The ageing Malaga-born screen star wants to tell the story from a pro-Arab viewpoint, and has been busy...
SOURCE: Guardian (UK) (10-12-08)
When McQueen talks about the scene, something happens to him. He becomes suddenly voluble, agitated to the point of inarticulacy. 'We had to do five takes,' he says, shaking his head furiously as if trying to expunge the memory from his consciousness, 'and each time the actors were actually being beaten with the truncheons because, well, there was really no other way to do it and make it look convincing. At one point, I looked at the monitor, which I hardly ever do, and what I was seeing suddenly became real. It was real! Not film. Not fake. Real. I jumped up and started shouting: "No! No! Cut! We have to stop. Just cut, cut! Stop...
SOURCE: Guardian (UK) (10-14-08)
Diana and Actaeon, considered one of the greatest paintings in private ownership, and its sister painting, Diana and Callisto, have been on public view in the National Gallery of Scotland as part of the Bridgewater collection since 1945 under a loan agreement.
But the decision by their owner, the Duke of Sutherland, to sell them has led to fears that a sale on the open market could see the 16th-century paintings leave the country.
He has offered first refusal to the National Galleries in London and Edinburgh for £100m - less than half their market value - which would allow the duke to take advantage of tax benefits. The galleries have until December 31 to raise £50m for Diana and Actaeon, which will also buy four more years to raise further...
SOURCE: Guardian (UK) (10-14-08)
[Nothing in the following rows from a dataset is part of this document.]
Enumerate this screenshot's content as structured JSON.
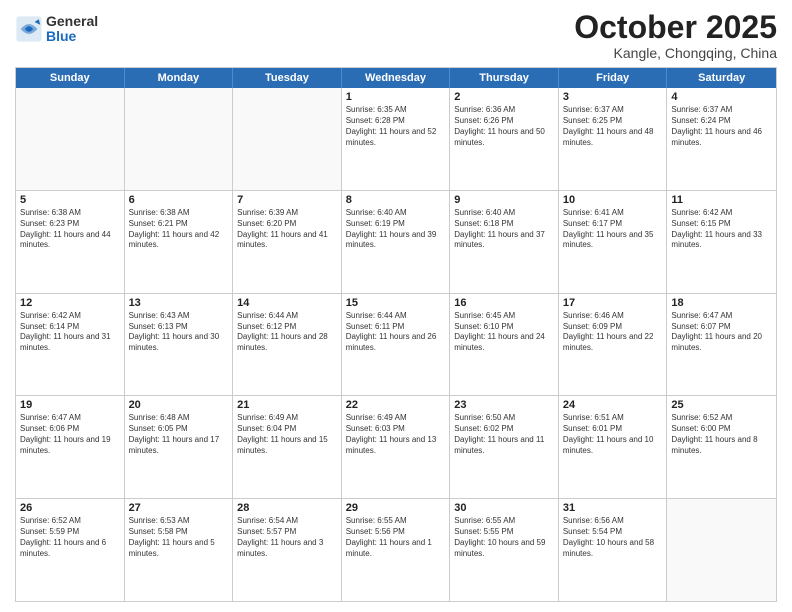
{
  "header": {
    "logo": {
      "general": "General",
      "blue": "Blue"
    },
    "title": "October 2025",
    "subtitle": "Kangle, Chongqing, China"
  },
  "days_of_week": [
    "Sunday",
    "Monday",
    "Tuesday",
    "Wednesday",
    "Thursday",
    "Friday",
    "Saturday"
  ],
  "rows": [
    [
      {
        "day": "",
        "empty": true
      },
      {
        "day": "",
        "empty": true
      },
      {
        "day": "",
        "empty": true
      },
      {
        "day": "1",
        "sunrise": "6:35 AM",
        "sunset": "6:28 PM",
        "daylight": "11 hours and 52 minutes."
      },
      {
        "day": "2",
        "sunrise": "6:36 AM",
        "sunset": "6:26 PM",
        "daylight": "11 hours and 50 minutes."
      },
      {
        "day": "3",
        "sunrise": "6:37 AM",
        "sunset": "6:25 PM",
        "daylight": "11 hours and 48 minutes."
      },
      {
        "day": "4",
        "sunrise": "6:37 AM",
        "sunset": "6:24 PM",
        "daylight": "11 hours and 46 minutes."
      }
    ],
    [
      {
        "day": "5",
        "sunrise": "6:38 AM",
        "sunset": "6:23 PM",
        "daylight": "11 hours and 44 minutes."
      },
      {
        "day": "6",
        "sunrise": "6:38 AM",
        "sunset": "6:21 PM",
        "daylight": "11 hours and 42 minutes."
      },
      {
        "day": "7",
        "sunrise": "6:39 AM",
        "sunset": "6:20 PM",
        "daylight": "11 hours and 41 minutes."
      },
      {
        "day": "8",
        "sunrise": "6:40 AM",
        "sunset": "6:19 PM",
        "daylight": "11 hours and 39 minutes."
      },
      {
        "day": "9",
        "sunrise": "6:40 AM",
        "sunset": "6:18 PM",
        "daylight": "11 hours and 37 minutes."
      },
      {
        "day": "10",
        "sunrise": "6:41 AM",
        "sunset": "6:17 PM",
        "daylight": "11 hours and 35 minutes."
      },
      {
        "day": "11",
        "sunrise": "6:42 AM",
        "sunset": "6:15 PM",
        "daylight": "11 hours and 33 minutes."
      }
    ],
    [
      {
        "day": "12",
        "sunrise": "6:42 AM",
        "sunset": "6:14 PM",
        "daylight": "11 hours and 31 minutes."
      },
      {
        "day": "13",
        "sunrise": "6:43 AM",
        "sunset": "6:13 PM",
        "daylight": "11 hours and 30 minutes."
      },
      {
        "day": "14",
        "sunrise": "6:44 AM",
        "sunset": "6:12 PM",
        "daylight": "11 hours and 28 minutes."
      },
      {
        "day": "15",
        "sunrise": "6:44 AM",
        "sunset": "6:11 PM",
        "daylight": "11 hours and 26 minutes."
      },
      {
        "day": "16",
        "sunrise": "6:45 AM",
        "sunset": "6:10 PM",
        "daylight": "11 hours and 24 minutes."
      },
      {
        "day": "17",
        "sunrise": "6:46 AM",
        "sunset": "6:09 PM",
        "daylight": "11 hours and 22 minutes."
      },
      {
        "day": "18",
        "sunrise": "6:47 AM",
        "sunset": "6:07 PM",
        "daylight": "11 hours and 20 minutes."
      }
    ],
    [
      {
        "day": "19",
        "sunrise": "6:47 AM",
        "sunset": "6:06 PM",
        "daylight": "11 hours and 19 minutes."
      },
      {
        "day": "20",
        "sunrise": "6:48 AM",
        "sunset": "6:05 PM",
        "daylight": "11 hours and 17 minutes."
      },
      {
        "day": "21",
        "sunrise": "6:49 AM",
        "sunset": "6:04 PM",
        "daylight": "11 hours and 15 minutes."
      },
      {
        "day": "22",
        "sunrise": "6:49 AM",
        "sunset": "6:03 PM",
        "daylight": "11 hours and 13 minutes."
      },
      {
        "day": "23",
        "sunrise": "6:50 AM",
        "sunset": "6:02 PM",
        "daylight": "11 hours and 11 minutes."
      },
      {
        "day": "24",
        "sunrise": "6:51 AM",
        "sunset": "6:01 PM",
        "daylight": "11 hours and 10 minutes."
      },
      {
        "day": "25",
        "sunrise": "6:52 AM",
        "sunset": "6:00 PM",
        "daylight": "11 hours and 8 minutes."
      }
    ],
    [
      {
        "day": "26",
        "sunrise": "6:52 AM",
        "sunset": "5:59 PM",
        "daylight": "11 hours and 6 minutes."
      },
      {
        "day": "27",
        "sunrise": "6:53 AM",
        "sunset": "5:58 PM",
        "daylight": "11 hours and 5 minutes."
      },
      {
        "day": "28",
        "sunrise": "6:54 AM",
        "sunset": "5:57 PM",
        "daylight": "11 hours and 3 minutes."
      },
      {
        "day": "29",
        "sunrise": "6:55 AM",
        "sunset": "5:56 PM",
        "daylight": "11 hours and 1 minute."
      },
      {
        "day": "30",
        "sunrise": "6:55 AM",
        "sunset": "5:55 PM",
        "daylight": "10 hours and 59 minutes."
      },
      {
        "day": "31",
        "sunrise": "6:56 AM",
        "sunset": "5:54 PM",
        "daylight": "10 hours and 58 minutes."
      },
      {
        "day": "",
        "empty": true
      }
    ]
  ]
}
Gekko, if you recall, was last seen being led away by the feds at the climax of Oliver Stone's 1987 drama Wall Street. Now he is to belatedly return in Money Never Sleeps, which is currently being scripted by 21 writer Allan Loeb and will again feature Michael Douglas in the starring role. Asked what form the 21st-century Gekko would take, Douglas seemed oddly blasé. "I don't think he's any different," he shrugged.
But while Gekko might not...
SOURCE: Alan Brinkley in Newsweek (10-11-08)
SOURCE: Independent (UK) (10-13-08)
It is 50 years since the first story featuring Paddingon, the iconic bear found at his namesake West London station and beloved of many an English schoolchild, was published by former BBC radio engineer and cameraman Michael Bond.
The first Paddington story, entitled A Bear Called Paddington was released on 13 October 1958. The book described the bear's first year in Britain, from his discovery at Paddington station by his owners Mr and Mrs Brown, through the trauma of his first experience of bathing, and concluded with the anniversary of his fortuitous discovery...
SOURCE: International Herald Tribune (10-12-08)
Columbia University has a collection of playing cards that is among the world's largest, a trove of 6,356 decks that the Ivy League institution painstakingly catalogued this spring after they were donated to the school by an eccentric collector.
Ranging from simple woodblock prints from 1550s Austria to a 1963 American pack with admiring caricatures of the Kennedy family, the collection is not just a novelty, but a rich, if offbeat, resource for research. Scholars say cards can be useful records of social history, depicting how cultural touchstones, political figures and historical events were seen in their times.
"They're kind of wacky and different for us," said Columbia rare-book librarian Jane Rodgers Siegel, but "once you actually start looking at the cards, they're just fascinating."